=== The data ===

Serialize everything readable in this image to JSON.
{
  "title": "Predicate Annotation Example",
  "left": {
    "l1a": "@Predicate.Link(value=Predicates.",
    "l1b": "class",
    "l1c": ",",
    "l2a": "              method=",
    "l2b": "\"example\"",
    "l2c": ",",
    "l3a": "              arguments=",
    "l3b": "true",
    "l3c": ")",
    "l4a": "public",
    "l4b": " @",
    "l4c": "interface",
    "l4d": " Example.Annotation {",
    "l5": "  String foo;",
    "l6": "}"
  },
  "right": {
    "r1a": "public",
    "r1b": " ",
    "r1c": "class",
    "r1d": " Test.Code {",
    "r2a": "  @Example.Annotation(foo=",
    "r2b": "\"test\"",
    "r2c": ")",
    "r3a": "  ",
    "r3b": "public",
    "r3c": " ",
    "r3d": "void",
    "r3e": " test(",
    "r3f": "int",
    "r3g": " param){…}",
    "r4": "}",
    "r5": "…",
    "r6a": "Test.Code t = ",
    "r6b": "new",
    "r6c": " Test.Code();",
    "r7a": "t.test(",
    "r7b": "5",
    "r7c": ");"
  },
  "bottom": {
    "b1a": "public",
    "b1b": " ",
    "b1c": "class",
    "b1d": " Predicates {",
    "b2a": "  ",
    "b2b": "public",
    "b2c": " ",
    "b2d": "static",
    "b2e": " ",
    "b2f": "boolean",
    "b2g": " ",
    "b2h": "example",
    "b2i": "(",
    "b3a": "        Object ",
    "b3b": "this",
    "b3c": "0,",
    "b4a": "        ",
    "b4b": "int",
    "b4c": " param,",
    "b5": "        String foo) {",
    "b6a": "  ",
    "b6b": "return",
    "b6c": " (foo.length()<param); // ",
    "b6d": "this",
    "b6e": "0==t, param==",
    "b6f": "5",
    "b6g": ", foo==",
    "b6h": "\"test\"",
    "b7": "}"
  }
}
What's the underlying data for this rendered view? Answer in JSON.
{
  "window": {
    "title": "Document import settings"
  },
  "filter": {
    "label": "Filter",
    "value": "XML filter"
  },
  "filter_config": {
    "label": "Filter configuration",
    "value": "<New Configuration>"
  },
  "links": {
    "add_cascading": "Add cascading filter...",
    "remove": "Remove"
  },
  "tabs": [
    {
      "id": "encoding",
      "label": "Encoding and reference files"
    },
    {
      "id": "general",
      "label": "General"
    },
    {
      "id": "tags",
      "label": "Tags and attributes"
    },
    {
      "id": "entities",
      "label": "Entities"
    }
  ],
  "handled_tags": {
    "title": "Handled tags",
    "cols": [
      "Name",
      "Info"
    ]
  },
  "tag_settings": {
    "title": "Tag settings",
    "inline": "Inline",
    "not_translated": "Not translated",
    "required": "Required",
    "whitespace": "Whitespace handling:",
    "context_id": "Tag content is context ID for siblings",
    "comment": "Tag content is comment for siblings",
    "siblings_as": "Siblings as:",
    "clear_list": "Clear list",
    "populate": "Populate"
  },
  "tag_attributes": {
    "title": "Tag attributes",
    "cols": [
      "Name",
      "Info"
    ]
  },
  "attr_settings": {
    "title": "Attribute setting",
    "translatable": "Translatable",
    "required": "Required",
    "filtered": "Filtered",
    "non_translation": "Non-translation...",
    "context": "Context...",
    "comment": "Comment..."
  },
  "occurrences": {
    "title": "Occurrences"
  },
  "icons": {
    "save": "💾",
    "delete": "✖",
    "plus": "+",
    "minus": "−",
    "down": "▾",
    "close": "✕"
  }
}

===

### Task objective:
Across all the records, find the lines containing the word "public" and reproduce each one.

### Solved problem:
    "l4a": "public",
    "r1a": "public",
    "r3b": "public",
    "b1a": "public",
    "b2b": "public",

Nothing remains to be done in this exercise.